What a great way to shake off the winter blues and forget about the weather and the world outside!
Boogie Nights at The Orchard Theatre was a like a nonstop cheese-a-thon from beginning to end and creates the perfect party atmosphere, which is ultimately why it has such a timeless appeal.
It is a simple, but heart warming story about a group of friends, their lives and loves and a fancy dress competition which takes place at the local night club/disco.
However, the main purpose of the show is to link one 70s pop classic to another, to keep the audience toe tapping, clapping and dancing in the aisles.
So if you’ve ever wondered how many 70s hits you can fit into two hours and you feel like dusting off your flares and platforms, this is the show for you.

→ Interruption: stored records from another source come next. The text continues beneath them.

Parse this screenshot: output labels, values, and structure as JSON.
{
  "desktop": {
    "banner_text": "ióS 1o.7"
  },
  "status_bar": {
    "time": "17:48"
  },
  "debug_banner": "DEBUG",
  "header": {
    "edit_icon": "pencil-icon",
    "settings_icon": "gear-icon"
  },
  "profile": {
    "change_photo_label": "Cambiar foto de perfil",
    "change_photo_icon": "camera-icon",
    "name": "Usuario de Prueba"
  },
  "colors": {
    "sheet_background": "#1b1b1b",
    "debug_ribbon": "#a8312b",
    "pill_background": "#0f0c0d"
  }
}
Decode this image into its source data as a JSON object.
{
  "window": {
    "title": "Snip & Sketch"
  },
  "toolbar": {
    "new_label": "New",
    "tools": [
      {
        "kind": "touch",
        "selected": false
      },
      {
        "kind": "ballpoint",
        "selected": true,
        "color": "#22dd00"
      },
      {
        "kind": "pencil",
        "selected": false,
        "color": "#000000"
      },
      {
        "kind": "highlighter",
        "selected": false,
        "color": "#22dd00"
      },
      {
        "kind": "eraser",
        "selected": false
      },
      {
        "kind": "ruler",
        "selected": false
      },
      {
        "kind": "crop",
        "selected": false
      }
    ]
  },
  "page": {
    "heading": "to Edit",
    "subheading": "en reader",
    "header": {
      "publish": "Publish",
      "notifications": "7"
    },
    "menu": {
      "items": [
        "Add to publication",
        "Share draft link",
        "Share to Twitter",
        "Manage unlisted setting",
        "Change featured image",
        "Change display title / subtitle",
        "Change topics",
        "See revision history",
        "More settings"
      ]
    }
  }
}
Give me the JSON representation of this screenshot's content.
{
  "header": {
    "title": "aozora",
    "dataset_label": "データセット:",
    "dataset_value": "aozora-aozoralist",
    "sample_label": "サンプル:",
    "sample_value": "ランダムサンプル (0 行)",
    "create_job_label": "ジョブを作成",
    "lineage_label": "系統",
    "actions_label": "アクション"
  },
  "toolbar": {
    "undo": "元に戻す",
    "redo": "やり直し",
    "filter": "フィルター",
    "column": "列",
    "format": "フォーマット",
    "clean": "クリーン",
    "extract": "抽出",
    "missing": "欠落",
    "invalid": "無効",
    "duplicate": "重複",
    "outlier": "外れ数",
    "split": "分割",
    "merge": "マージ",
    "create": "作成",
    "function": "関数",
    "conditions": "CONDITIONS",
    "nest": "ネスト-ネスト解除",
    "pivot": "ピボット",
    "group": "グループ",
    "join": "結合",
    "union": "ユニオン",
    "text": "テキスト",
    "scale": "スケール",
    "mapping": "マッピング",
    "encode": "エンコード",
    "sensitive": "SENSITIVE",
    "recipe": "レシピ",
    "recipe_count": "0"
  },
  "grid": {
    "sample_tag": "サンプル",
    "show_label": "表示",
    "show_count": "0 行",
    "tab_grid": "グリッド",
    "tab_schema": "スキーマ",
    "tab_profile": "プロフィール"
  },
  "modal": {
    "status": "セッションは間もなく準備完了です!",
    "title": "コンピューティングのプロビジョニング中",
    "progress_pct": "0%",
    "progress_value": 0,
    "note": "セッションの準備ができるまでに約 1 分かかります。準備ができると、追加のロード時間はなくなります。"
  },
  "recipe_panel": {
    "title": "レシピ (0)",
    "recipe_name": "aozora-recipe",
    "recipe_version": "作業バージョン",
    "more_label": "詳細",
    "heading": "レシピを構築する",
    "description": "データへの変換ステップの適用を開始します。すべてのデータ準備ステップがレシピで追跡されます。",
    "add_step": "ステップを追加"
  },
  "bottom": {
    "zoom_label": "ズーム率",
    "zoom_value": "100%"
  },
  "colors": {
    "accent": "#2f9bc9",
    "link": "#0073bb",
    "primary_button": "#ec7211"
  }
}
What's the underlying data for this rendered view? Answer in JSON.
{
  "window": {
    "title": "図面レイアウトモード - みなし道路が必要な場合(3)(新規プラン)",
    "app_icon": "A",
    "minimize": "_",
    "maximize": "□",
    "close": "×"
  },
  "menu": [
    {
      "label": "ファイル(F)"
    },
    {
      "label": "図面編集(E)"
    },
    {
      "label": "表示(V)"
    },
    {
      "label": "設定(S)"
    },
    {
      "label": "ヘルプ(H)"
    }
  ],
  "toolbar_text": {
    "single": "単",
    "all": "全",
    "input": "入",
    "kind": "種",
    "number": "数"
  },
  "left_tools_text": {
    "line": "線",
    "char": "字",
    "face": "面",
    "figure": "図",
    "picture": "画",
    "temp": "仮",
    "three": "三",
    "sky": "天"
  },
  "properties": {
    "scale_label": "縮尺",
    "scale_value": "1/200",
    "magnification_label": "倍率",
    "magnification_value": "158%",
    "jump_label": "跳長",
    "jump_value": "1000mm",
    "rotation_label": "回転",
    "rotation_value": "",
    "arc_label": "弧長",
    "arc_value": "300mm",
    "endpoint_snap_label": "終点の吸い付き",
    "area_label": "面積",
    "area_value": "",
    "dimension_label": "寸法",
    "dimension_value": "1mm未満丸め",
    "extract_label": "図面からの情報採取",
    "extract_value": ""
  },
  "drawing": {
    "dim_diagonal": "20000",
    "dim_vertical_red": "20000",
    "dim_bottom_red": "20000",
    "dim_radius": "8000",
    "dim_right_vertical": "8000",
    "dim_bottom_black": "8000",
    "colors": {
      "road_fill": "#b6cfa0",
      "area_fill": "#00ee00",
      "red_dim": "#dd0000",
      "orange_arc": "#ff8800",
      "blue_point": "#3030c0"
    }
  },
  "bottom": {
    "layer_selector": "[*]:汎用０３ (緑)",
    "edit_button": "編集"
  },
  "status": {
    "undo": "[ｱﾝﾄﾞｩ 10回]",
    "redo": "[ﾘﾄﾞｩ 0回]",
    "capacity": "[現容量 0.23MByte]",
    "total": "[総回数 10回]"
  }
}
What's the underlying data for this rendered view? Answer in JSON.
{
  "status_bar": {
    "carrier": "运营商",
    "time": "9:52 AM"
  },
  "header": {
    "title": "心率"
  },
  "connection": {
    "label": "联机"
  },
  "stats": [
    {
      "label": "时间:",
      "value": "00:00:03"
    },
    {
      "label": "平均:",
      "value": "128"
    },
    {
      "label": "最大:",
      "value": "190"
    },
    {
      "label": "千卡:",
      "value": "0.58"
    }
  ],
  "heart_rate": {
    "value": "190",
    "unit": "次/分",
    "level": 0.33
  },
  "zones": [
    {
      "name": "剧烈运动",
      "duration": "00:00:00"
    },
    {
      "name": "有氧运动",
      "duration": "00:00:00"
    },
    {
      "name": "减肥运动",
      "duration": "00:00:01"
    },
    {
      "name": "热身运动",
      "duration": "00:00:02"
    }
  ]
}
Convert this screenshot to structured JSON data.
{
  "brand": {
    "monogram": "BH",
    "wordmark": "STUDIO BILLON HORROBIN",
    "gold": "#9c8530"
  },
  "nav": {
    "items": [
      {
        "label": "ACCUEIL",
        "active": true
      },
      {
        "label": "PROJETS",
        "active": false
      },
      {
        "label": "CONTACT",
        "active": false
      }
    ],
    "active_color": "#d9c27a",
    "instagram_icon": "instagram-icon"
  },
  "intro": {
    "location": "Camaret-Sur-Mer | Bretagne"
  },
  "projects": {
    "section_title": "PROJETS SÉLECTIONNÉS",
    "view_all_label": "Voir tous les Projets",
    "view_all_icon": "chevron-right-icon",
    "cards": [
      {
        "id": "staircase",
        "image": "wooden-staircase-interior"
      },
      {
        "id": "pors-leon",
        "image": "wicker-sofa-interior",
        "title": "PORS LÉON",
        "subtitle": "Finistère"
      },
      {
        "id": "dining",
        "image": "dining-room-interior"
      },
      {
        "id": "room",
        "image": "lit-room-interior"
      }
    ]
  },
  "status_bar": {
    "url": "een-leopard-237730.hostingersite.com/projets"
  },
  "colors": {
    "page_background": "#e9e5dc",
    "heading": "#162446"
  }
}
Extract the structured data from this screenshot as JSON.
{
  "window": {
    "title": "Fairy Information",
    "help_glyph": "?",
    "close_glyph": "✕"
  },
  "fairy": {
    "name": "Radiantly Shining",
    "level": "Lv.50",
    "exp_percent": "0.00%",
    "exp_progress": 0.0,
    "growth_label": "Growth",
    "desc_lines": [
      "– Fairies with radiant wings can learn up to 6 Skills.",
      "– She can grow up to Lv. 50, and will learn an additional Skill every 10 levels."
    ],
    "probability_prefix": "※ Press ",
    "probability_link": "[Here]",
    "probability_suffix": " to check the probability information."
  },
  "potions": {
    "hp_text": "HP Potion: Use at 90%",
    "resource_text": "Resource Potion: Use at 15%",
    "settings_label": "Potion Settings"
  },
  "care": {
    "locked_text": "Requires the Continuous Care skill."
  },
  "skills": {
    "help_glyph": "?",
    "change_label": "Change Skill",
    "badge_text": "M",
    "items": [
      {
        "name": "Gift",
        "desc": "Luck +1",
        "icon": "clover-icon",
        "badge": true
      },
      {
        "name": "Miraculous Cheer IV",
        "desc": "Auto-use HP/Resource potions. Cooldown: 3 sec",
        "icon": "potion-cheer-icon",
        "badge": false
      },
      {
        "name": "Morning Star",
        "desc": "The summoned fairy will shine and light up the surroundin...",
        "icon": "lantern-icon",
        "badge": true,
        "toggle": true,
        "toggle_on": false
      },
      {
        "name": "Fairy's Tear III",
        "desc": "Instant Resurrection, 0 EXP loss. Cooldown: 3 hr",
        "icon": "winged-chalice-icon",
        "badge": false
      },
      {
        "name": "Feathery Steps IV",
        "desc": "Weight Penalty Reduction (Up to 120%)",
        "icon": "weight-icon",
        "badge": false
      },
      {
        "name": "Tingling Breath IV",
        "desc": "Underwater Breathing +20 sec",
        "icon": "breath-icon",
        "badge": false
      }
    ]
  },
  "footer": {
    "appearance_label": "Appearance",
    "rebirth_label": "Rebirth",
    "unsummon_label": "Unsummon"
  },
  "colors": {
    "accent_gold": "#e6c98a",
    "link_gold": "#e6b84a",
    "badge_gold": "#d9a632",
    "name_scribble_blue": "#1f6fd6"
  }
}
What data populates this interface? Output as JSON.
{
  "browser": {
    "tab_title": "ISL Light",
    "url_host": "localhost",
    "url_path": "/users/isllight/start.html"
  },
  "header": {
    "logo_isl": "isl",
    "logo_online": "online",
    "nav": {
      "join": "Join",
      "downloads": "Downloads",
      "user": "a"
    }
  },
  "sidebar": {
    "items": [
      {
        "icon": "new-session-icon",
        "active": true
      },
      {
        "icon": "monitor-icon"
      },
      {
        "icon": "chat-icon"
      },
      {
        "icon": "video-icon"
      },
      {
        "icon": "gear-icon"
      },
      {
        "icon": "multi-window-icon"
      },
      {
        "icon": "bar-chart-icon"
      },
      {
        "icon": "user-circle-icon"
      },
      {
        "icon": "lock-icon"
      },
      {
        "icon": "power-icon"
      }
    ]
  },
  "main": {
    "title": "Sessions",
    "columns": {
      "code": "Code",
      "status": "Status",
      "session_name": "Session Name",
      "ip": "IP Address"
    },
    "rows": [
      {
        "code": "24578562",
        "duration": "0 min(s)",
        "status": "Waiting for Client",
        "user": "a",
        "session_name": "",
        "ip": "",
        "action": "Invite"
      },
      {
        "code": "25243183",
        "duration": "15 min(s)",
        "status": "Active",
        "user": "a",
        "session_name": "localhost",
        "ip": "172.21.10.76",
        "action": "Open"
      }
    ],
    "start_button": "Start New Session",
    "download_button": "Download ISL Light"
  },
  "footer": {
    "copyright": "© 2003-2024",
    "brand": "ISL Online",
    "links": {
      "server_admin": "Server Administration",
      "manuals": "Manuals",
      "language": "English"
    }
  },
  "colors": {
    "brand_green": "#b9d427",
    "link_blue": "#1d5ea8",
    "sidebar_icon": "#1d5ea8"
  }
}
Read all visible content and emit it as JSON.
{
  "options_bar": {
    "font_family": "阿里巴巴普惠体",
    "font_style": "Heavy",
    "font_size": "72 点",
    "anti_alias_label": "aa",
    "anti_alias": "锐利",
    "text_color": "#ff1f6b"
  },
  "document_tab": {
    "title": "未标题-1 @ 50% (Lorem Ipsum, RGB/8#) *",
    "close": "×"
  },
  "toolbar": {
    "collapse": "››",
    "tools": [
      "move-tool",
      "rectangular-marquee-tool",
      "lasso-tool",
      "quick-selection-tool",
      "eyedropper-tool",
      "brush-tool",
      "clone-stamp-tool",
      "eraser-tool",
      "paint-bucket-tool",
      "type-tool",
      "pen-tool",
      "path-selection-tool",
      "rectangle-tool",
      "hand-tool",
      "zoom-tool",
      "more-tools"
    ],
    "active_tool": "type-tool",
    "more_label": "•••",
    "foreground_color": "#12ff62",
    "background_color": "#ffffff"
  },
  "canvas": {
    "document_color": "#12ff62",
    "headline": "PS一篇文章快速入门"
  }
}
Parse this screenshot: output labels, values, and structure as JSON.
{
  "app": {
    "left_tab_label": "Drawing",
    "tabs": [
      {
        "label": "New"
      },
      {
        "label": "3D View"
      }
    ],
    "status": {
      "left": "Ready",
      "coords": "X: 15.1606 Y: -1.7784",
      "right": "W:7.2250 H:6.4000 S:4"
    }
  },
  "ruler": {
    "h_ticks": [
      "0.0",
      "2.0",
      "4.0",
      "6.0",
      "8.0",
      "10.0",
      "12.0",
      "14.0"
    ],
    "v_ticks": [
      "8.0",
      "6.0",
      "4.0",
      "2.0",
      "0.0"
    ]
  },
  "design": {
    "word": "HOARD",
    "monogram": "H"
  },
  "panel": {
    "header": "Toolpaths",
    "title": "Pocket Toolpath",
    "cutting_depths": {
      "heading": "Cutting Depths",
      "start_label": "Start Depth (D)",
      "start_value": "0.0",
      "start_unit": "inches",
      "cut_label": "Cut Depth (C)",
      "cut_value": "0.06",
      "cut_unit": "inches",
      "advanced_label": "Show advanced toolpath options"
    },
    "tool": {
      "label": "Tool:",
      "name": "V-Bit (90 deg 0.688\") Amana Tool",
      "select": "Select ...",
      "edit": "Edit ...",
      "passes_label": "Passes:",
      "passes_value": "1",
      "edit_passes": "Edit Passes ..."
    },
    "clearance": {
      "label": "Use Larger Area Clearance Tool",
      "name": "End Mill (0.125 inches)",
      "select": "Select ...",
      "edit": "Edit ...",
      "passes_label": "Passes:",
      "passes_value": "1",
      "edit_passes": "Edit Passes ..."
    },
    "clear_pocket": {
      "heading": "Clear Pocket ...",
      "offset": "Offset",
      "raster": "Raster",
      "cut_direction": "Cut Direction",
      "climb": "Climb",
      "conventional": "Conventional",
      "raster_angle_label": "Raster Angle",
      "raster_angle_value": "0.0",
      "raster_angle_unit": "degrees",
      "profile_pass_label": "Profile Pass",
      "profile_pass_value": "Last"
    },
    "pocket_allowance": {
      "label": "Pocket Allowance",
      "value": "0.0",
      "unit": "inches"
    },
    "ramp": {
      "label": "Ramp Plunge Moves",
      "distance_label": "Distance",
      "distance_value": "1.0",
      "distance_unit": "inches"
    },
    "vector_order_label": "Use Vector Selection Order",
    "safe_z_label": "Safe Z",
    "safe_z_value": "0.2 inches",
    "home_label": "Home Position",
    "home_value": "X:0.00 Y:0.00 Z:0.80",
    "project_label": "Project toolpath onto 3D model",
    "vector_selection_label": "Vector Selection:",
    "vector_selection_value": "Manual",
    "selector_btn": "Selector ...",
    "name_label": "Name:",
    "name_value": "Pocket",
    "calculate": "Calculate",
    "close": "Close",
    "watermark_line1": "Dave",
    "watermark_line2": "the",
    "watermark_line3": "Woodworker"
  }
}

It’s a revamped version of the original, the main difference being the guest appearance of The Osmonds, now consisting of Jimmy, Merrill and Jay.
Even if you were never a huge Osmonds fan, you couldn’t deny their total dedication to their performance and their fans.
The giant back drop on stage, showing video footage and photographs behind their set, was truly nostalgic.
Some of the boy bands of today could learn a few lessons from these seasoned professionals, who can still sing and bust a few moves.
The change the show’s format meant the storyline was a bit disjointed and was hijacked by The Osmonds.
But as it was never a strong storyline, it really didn’t matter too much or interfere with the enjoyment, but just became like a show, within a show.
It is a must see production for all Osmonds fans!
One of the other highlights was the YMCA routine in the first half.
It was extremely entertaining and amusing to watch, with almost total audience participation - not to mention the almost perfect body of Chico, who was the surprise performance of the night for me.
He was both sexy and geeky in the role of Terry.
Gareth Gates was endearing as the heart throb Dean, coming perfectly into his own when he joined The Osmond brothers in their rendition of Puppy Love - Donny would approve I think.
Shane Richie Junior plays the part of Roddy, which was originally created and played by his father.
And although he can certainly hold a note, he was not quite up to his dad’s cheeky chappy standards, in my opinion.
However, I felt nerves may have played a part and he will develop the role and make it his own with time.
Andy Abraham was really strong in the role of Spencer the tough guy soul singer.
The weakest performance for me was from Louisa Lytton who played the part of Debs and this was purely because her vocals were too weak.
However, she made up for this with her fantastic looks and bubbly personality.
Supporting roles and band were great – this is a must see for all disco divas!
The show runs until February 2.
For tickets call 01322 220000 or visit orchardtheatre.co.uk